It certainly couldnt' have come as a surprise to anyone (least of all, to Radwanska) that Serena Williams beat Agnieszka Radwanska in straight sets today in Istanbul. Radwanska--aside from having all the usual problems with Williams--did well to just show up and play after probably wearing permanent grooves into the court surface with her extremely long matches this week. Williams beat Radwanska 6-2, 6-1 in just over an hour.
The other match was more interesting, but also kind of strange. Maria Sharapova looked quite commanding from beginning to end in her semifinal against world numer 1 Victoria Azarena. Azarenka, on the other hand, looked hesitant and distracted. She appeared to be having some type of problem with both legs--or both thighs--and was focused on them throughout the match.
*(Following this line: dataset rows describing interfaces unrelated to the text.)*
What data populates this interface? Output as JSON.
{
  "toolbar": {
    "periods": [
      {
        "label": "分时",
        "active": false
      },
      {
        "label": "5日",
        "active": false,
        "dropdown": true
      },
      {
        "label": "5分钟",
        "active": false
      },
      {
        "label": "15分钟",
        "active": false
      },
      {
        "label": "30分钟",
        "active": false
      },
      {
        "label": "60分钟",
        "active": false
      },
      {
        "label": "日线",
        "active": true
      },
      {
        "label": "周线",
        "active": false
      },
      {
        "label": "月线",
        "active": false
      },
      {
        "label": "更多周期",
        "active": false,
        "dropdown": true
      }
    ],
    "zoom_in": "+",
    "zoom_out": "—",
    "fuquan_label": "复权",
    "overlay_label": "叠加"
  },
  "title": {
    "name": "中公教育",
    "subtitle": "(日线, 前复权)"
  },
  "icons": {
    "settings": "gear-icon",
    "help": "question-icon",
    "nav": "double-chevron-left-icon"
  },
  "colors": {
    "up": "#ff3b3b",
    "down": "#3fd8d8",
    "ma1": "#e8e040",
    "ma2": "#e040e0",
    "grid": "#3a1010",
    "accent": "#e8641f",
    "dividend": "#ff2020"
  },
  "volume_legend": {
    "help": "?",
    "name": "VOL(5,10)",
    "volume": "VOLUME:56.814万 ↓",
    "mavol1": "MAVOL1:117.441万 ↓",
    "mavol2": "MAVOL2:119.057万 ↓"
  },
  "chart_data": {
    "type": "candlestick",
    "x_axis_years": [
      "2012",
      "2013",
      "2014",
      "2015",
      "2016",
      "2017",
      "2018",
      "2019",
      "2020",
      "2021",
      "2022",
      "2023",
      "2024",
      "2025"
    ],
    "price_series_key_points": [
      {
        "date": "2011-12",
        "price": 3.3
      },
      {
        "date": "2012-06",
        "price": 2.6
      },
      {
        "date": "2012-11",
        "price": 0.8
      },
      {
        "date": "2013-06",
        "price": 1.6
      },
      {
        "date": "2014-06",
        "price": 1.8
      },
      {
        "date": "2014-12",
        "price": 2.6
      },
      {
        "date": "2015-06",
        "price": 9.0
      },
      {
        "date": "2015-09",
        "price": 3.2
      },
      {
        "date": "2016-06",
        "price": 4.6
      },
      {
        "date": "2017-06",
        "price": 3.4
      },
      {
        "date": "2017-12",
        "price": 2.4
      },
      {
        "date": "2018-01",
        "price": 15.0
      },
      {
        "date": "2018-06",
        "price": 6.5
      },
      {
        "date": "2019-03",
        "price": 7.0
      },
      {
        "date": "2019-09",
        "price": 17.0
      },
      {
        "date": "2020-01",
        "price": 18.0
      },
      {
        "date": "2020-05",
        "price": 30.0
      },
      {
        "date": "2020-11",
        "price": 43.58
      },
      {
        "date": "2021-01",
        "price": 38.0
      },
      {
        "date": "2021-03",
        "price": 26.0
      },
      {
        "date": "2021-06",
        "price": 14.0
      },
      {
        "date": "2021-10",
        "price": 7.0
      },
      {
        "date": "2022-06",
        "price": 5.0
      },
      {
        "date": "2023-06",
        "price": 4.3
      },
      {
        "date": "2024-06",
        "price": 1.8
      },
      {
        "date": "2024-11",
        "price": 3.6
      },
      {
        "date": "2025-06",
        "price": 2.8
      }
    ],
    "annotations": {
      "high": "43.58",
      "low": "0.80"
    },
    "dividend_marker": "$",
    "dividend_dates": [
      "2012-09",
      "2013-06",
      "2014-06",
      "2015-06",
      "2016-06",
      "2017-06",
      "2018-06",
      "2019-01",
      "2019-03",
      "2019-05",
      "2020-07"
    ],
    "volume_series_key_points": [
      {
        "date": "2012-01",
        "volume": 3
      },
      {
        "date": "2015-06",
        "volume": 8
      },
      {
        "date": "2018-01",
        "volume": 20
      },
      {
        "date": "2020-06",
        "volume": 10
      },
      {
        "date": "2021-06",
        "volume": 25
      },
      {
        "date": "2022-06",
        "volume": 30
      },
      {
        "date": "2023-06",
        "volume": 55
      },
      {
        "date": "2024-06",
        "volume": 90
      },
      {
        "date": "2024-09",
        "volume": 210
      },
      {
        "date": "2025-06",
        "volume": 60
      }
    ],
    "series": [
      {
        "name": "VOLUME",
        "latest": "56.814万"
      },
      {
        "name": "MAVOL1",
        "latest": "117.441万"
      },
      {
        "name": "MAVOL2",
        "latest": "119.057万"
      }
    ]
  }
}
Sharapova won, 6-4, 6-2, and looked subdued until after the handshake, when she really let loose.
Having figured out Azarenka (at least today), Sharapova now has a tougher task at hand. The last time she beat Serena Williams was at the Championships in 2004. That was, of course, the same year Sharapova beat Williams to win Wimbledon. Things have changed since those times. A win over Williams tomorrow would boost the Russian's outlook considerably. She is looking more and more "Maria" as time goes on, so the contest to determine the champion should be a good one. Williams is now 9-2 against Sharapova, with the last victory coming in the final of the 2012 Olympic Games.
The doubles team of Andrea Hlavackova and Lucie Hradecka advanced to the final today, after beating defending champions Liezel Huber and Lisa Raymond 7-6, 6-1. In the other semifinal, Maria Kirilenko and Nadia Petrova upset the world number 1 team of Sara Errani and Roberta Vinci, 1-6, 6-3, 10-4. Errani and Vinci had won the last four times the two teams had played one another.
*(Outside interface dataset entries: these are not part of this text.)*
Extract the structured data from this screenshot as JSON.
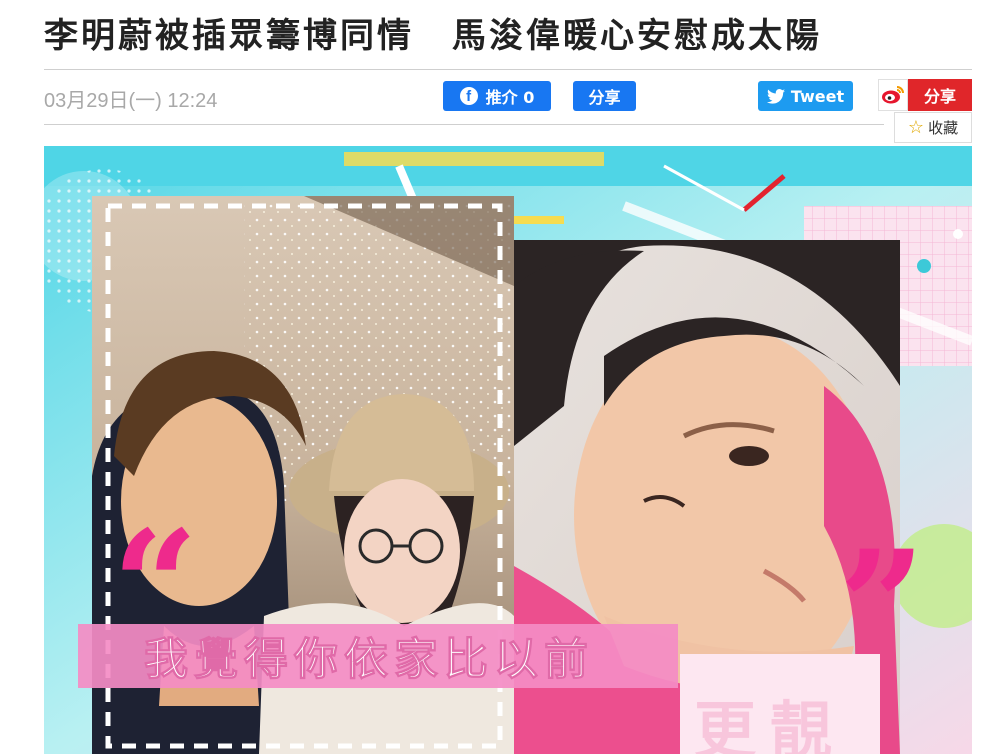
{
  "article": {
    "headline_part1": "李明蔚被插眾籌博同情",
    "headline_part2": "馬浚偉暖心安慰成太陽",
    "date": "03月29日(一) 12:24"
  },
  "share_bar": {
    "fb_like_label": "推介 0",
    "fb_share_label": "分享",
    "tweet_label": "Tweet",
    "weibo_share_label": "分享",
    "favorite_label": "收藏"
  },
  "image": {
    "quote_open": "“",
    "quote_close": "”",
    "caption": "我覺得你依家比以前",
    "caption_emphasis": "更靚"
  },
  "colors": {
    "facebook": "#1877f2",
    "twitter": "#1d9bf0",
    "weibo": "#e0262a",
    "caption_band": "#f48cc4",
    "quote_mark": "#ee2a8c"
  },
  "icons": [
    "facebook-icon",
    "twitter-icon",
    "weibo-icon",
    "star-icon"
  ]
}
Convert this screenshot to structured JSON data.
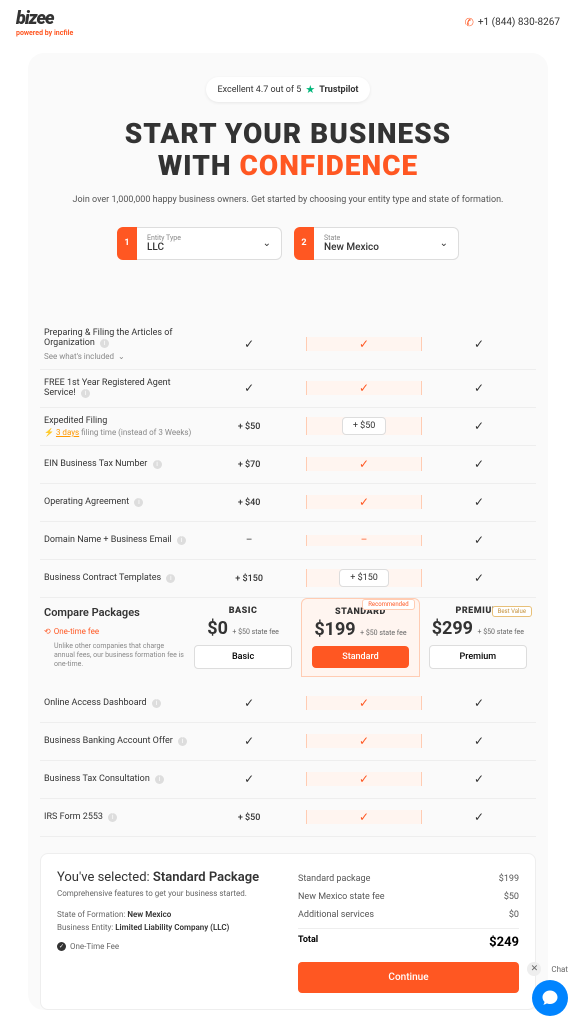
{
  "header": {
    "logo": "bizee",
    "logo_sub_prefix": "powered by ",
    "logo_sub_brand": "incfile",
    "phone": "+1 (844) 830-8267"
  },
  "trustpilot": {
    "text": "Excellent 4.7 out of 5",
    "brand": "Trustpilot"
  },
  "hero": {
    "line1": "START YOUR BUSINESS",
    "line2a": "WITH ",
    "line2b": "CONFIDENCE",
    "sub": "Join over 1,000,000 happy business owners. Get started by choosing your entity type and state of formation."
  },
  "selectors": {
    "entity": {
      "num": "1",
      "label": "Entity Type",
      "value": "LLC"
    },
    "state": {
      "num": "2",
      "label": "State",
      "value": "New Mexico"
    }
  },
  "features": [
    {
      "id": "articles",
      "label": "Preparing & Filing the Articles of Organization",
      "info": true,
      "sublink": "See what's included",
      "basic": "check",
      "std": "check",
      "prem": "check"
    },
    {
      "id": "agent",
      "label": "FREE 1st Year Registered Agent Service!",
      "info": true,
      "basic": "check",
      "std": "check",
      "prem": "check"
    },
    {
      "id": "expedited",
      "label": "Expedited Filing",
      "note": "filing time (instead of 3 Weeks)",
      "note_days": "3 days",
      "basic": "+ $50",
      "std": "pill:+ $50",
      "prem": "check"
    },
    {
      "id": "ein",
      "label": "EIN Business Tax Number",
      "info": true,
      "basic": "+ $70",
      "std": "check",
      "prem": "check"
    },
    {
      "id": "operating",
      "label": "Operating Agreement",
      "info": true,
      "basic": "+ $40",
      "std": "check",
      "prem": "check"
    },
    {
      "id": "domain",
      "label": "Domain Name + Business Email",
      "info": true,
      "basic": "dash",
      "std": "dash",
      "prem": "check"
    },
    {
      "id": "contracts",
      "label": "Business Contract Templates",
      "info": true,
      "basic": "+ $150",
      "std": "pill:+ $150",
      "prem": "check"
    }
  ],
  "compare": {
    "title": "Compare Packages",
    "fee_label": "One-time fee",
    "desc": "Unlike other companies that charge annual fees, our business formation fee is one-time.",
    "packages": {
      "basic": {
        "name": "BASIC",
        "price": "$0",
        "state": "+ $50 state fee",
        "btn": "Basic"
      },
      "standard": {
        "name": "STANDARD",
        "badge": "Recommended",
        "price": "$199",
        "state": "+ $50 state fee",
        "btn": "Standard"
      },
      "premium": {
        "name": "PREMIUM",
        "badge": "Best Value",
        "price": "$299",
        "state": "+ $50 state fee",
        "btn": "Premium"
      }
    }
  },
  "features2": [
    {
      "id": "dashboard",
      "label": "Online Access Dashboard",
      "info": true,
      "basic": "check",
      "std": "check",
      "prem": "check"
    },
    {
      "id": "banking",
      "label": "Business Banking Account Offer",
      "info": true,
      "basic": "check",
      "std": "check",
      "prem": "check"
    },
    {
      "id": "taxconsult",
      "label": "Business Tax Consultation",
      "info": true,
      "basic": "check",
      "std": "check",
      "prem": "check"
    },
    {
      "id": "irs2553",
      "label": "IRS Form 2553",
      "info": true,
      "basic": "+ $50",
      "std": "check",
      "prem": "check"
    }
  ],
  "summary": {
    "title_prefix": "You've selected: ",
    "title_value": "Standard Package",
    "sub": "Comprehensive features to get your business started.",
    "state_label": "State of Formation: ",
    "state_value": "New Mexico",
    "entity_label": "Business Entity: ",
    "entity_value": "Limited Liability Company (LLC)",
    "onetime": "One-Time Fee",
    "lines": [
      {
        "l": "Standard package",
        "v": "$199"
      },
      {
        "l": "New Mexico state fee",
        "v": "$50"
      },
      {
        "l": "Additional services",
        "v": "$0"
      }
    ],
    "total_label": "Total",
    "total_value": "$249",
    "continue": "Continue"
  },
  "chat": {
    "label": "Chat"
  }
}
As the scoreline indicates, the first set was a breeze for the Italian team Despite having played for three and a half hours yesterday in singles Errani was as animated as ever. In the second set, however, Nadia Petrova really came alive, serving very well and making life miserable for her opponents with her volleying. Kirilenko had trouble holding serve throughout the match, but the Russian pair was good enough to take the second set.
The super-tiebreak was all about Kirilenko. She had not played her best in the first two sets, but she was a whirlwind of expert shot-making and court strategy in the tiebreak, which her team won pretty easily, even after Errani and Vinci took away their 3-0 lead.
The Russians have won three titles together; Miami is their only title this year (in the past, they have not played together as a regular team, but only from time to time). Kirilenko and Petrova were also the runners-up at the 2012 French Open. Hlavackova and Hradecka have won nine titles together, including the 2011 French Open. This year, they were the runners-up this year at Wimbledon, the U.S. Open and the Olympic Games.